April 12, 2018
Fraud and account takeover threats continue to be a significant challenge for security and fraud teams. As security improvements are made at the point of sale, including EMV chip adoption, increased online sales are driving increases in fraud targeting online applications. With access to the security data exhaust of delivering 15-30 percent of the world’s web traffic, Akamai has confirmed this pattern, observing increases in credential stuffing and account takeover attacks. Because these complex attacks have a repeatable series of steps taken by the attacker, however, there are opportunities for fraud and security teams to disrupt these attacks at every phase.
Credential stuffing, a critical element in account takeover attacks, continues to be observed taking place on a massive scale. In November 2017, Akamai observed more than one trillion requests from bots—a figure that includes all manner of automation, including “good” bots like search engine crawlers and performance analytics tools. The company determined that more than one billion requests from bots during that month were part of credential stuffing attacks targeting retail, with nearly as many targeting the hospitality industry. This is one of the highest volumes of attacks on the Internet.
The Cyber Kill Chain:
Lockheed Martin famously defined the Cyber Kill Chain for intrusion in 2011. Derived from military models, this model provided a seven-step process used in intrusions. This model has helped defenders break down the common steps used by attackers and deploy specialized tools and personnel to each stage in the model. In general, most defenders realize that the earlier in the kill chain that an attacker can be stopped, the less damage they can inflict and the lower level of effort required by the defenders.
Image Source: www.eventtracker.com
OWASP (the Open Web Application Security Project) has labeled the 20 most common forms of automation in its OWASP Automated Threat assessment. The OAT is a broad set of automated threats that have been observed by victims of targeted web applications. Many can be applied to a chain that ends in account takeover fraud.
A kill chain for account takeover would likely start in the same manner as the majority of attacks—with reconnaissance. Attackers will map out endpoints that provide access to login, including web forms, mobile API’s used by native apps, or other exposed API’s. An attacker could leverage automation to help with this task by spidering the site looking for login endpoints to help with manual discovery processes. It is important that defenders also conduct recon of their own assets to ensure that all entry points are enumerated and protected. In our experience, organizations often believe they have protected all login entry points, only for an attacker to find an overlooked API or Web entry point from a less popular entry point.
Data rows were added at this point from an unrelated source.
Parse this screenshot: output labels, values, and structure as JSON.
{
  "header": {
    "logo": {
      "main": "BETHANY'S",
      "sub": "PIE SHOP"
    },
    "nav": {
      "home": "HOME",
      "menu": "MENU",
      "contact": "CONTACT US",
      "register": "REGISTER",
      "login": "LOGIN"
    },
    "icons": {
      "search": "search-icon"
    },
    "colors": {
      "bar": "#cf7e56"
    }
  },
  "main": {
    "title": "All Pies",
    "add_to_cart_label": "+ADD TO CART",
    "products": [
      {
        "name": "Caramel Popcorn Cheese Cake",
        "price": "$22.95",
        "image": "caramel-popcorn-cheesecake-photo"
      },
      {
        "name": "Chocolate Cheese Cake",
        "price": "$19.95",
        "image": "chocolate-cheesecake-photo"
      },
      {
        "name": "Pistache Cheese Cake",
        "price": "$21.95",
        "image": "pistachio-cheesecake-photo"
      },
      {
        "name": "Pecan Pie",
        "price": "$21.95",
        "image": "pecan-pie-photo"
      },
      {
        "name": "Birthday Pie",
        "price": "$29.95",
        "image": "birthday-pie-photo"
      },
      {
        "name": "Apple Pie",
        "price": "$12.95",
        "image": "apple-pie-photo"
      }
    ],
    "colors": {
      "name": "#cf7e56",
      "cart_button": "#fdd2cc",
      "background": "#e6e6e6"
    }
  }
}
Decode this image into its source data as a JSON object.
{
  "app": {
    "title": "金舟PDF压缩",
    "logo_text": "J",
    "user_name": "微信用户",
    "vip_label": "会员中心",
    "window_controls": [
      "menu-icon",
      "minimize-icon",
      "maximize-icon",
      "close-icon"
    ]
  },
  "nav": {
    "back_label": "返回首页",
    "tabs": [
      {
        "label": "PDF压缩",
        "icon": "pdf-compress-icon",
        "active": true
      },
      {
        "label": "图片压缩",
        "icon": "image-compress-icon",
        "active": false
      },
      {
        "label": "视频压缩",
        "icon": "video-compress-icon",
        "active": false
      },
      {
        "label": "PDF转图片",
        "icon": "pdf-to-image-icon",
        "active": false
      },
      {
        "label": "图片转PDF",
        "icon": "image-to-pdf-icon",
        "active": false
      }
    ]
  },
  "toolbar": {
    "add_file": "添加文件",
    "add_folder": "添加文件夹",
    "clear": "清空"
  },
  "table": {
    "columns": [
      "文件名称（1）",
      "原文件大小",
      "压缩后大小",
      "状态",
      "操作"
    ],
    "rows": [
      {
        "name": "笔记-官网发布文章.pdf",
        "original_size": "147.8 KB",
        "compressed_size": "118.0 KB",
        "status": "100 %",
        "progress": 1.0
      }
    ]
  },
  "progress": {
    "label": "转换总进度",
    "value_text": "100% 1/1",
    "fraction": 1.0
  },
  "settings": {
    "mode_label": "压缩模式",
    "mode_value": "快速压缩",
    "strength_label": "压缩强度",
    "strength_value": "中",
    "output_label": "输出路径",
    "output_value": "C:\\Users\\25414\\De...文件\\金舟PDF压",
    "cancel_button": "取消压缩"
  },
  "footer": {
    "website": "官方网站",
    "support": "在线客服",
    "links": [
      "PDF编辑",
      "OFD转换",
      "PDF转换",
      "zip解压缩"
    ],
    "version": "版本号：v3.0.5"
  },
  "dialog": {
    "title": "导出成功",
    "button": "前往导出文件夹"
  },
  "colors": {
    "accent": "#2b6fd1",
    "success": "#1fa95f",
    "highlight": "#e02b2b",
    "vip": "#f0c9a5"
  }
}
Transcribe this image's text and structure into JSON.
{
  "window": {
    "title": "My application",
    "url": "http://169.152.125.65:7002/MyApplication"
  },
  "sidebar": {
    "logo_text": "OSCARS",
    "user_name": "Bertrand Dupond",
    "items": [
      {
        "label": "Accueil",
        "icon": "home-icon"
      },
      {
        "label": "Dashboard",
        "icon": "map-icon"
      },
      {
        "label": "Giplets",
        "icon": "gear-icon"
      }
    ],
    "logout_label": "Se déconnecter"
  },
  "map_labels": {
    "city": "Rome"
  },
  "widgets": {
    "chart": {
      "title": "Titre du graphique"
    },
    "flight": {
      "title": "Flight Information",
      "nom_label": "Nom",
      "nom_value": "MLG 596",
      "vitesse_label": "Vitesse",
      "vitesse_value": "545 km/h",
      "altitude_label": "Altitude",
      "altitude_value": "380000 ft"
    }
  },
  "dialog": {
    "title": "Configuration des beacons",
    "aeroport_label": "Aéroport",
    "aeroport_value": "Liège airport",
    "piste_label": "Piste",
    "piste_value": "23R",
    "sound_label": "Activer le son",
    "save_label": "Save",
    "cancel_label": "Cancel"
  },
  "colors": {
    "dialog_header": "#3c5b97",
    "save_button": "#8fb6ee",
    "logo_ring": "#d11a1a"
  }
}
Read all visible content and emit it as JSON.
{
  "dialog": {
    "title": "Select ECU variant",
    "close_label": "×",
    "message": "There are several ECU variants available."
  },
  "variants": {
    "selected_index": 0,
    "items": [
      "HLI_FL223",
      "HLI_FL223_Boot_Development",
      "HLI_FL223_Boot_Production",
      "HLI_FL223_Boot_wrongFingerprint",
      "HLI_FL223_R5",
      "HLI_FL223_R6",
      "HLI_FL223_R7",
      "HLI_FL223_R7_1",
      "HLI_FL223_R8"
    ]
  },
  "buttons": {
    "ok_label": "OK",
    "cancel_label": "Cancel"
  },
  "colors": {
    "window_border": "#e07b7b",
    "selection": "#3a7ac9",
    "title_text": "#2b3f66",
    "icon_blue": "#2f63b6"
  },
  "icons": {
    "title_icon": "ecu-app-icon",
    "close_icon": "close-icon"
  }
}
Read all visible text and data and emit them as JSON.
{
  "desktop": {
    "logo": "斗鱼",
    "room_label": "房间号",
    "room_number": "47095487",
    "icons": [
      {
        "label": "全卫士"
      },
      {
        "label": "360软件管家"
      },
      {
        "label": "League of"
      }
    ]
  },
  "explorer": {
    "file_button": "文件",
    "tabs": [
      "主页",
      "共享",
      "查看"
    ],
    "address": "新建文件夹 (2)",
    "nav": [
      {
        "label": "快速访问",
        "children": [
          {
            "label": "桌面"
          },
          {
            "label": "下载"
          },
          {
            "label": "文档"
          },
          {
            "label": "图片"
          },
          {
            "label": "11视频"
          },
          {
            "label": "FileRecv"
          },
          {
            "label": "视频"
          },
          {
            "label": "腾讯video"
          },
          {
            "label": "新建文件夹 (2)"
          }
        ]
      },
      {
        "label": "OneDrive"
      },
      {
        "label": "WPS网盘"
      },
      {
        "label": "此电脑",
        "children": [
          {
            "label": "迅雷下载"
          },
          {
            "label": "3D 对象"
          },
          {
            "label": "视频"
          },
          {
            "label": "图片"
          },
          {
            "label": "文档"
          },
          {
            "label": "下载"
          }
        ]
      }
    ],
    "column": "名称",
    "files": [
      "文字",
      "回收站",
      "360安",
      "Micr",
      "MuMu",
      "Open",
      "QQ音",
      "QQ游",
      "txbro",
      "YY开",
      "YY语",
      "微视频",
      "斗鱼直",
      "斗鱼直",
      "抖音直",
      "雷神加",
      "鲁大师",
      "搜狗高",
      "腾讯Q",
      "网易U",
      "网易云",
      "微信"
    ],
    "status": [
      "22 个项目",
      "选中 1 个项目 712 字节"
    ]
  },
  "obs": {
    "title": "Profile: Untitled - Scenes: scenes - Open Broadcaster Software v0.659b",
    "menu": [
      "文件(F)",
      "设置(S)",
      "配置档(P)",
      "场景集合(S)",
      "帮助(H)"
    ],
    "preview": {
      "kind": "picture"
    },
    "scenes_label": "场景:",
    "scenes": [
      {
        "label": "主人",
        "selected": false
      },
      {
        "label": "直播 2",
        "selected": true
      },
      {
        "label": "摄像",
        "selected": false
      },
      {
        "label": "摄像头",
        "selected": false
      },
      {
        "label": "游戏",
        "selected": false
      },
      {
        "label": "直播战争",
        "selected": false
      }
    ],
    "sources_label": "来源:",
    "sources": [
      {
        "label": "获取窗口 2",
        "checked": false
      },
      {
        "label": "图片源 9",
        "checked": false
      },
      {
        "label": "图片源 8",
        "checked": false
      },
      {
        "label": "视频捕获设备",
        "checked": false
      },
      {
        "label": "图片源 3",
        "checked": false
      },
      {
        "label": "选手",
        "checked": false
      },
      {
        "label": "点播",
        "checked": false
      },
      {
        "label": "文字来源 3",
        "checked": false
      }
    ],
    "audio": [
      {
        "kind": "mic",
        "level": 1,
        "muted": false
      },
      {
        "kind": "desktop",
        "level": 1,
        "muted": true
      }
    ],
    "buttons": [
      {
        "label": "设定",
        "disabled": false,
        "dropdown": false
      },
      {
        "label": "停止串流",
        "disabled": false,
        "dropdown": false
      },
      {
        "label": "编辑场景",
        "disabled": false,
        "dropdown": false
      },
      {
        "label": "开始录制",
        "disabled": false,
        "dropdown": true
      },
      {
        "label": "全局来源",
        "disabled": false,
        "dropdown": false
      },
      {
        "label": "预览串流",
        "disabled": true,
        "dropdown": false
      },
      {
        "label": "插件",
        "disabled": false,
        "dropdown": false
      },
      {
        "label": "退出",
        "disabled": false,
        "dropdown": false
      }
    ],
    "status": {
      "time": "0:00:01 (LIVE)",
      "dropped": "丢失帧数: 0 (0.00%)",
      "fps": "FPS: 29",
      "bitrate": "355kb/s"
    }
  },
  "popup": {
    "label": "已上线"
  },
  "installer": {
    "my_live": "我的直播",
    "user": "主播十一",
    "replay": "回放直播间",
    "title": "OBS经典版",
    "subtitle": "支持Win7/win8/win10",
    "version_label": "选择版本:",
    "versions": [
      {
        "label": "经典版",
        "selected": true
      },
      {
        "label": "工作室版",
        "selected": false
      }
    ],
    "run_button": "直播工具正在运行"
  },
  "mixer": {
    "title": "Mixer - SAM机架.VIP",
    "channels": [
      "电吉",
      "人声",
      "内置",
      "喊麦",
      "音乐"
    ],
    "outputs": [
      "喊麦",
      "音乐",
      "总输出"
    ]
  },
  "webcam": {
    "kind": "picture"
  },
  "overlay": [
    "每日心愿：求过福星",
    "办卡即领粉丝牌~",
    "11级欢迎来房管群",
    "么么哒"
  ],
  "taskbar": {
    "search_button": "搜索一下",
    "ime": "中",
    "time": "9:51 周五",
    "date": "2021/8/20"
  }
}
Armed with the list of target entry points to the application, a list of credentials to be tested, and some automated tools to conduct the attacks, the attacker is ready to begin the credential stuffing (labeled by OWASP as OAT-008) phase of the attack. In this phase, the attacker will utilize an automated attack framework, either self-developed or leveraging available tools such as Sentry-MBA. The attacker may break down this phase by first attempting to enumerate valid usernames if the application leaks signal about the validity of submitted usernames.
Ultimately, the credential stuffing phase of the attack is all about attempting to find valid login credentials so the attacker can move on to the monetization phase. The defender’s focus for this phase of the attack is detecting automation and providing an appropriate response to the attacker. Defenders should consider the use of deception in creating responses to avoid or delay a realization on the part of the attacker that their attack has been detected.
The monetization of successful accounts can be automated. In such cases, OWASP tracks this as OAT-012 Cashing Out. This phase of the attack may be outsourced by the attacker that conducted the credential stuffing to another member of the criminal ecosystem.
The fraud team is typically responsible for attacks that make it to this stage. It is best to disrupt these attacks earlier in the process to minimize the volume of activity that must be managed by the fraud team on the backend. Additional benefits of stopping these attacks earlier in the kill chain would be the reduced impact to infrastructure- we have observed aggressive credential stuffing generating denial-of-service conditions.
Much like the cyber kill chain helped to break down attacks and allow defenders to disrupt attackers in the earliest phases of the attack, we believe defenders will find it helpful to consider the ATO kill chain as a model. Disrupting the attack at the earliest phase of the ATO kill chain is ideal as this minimizes the impact to the victim organization and prevents loading of authentication services and expensive backend calls.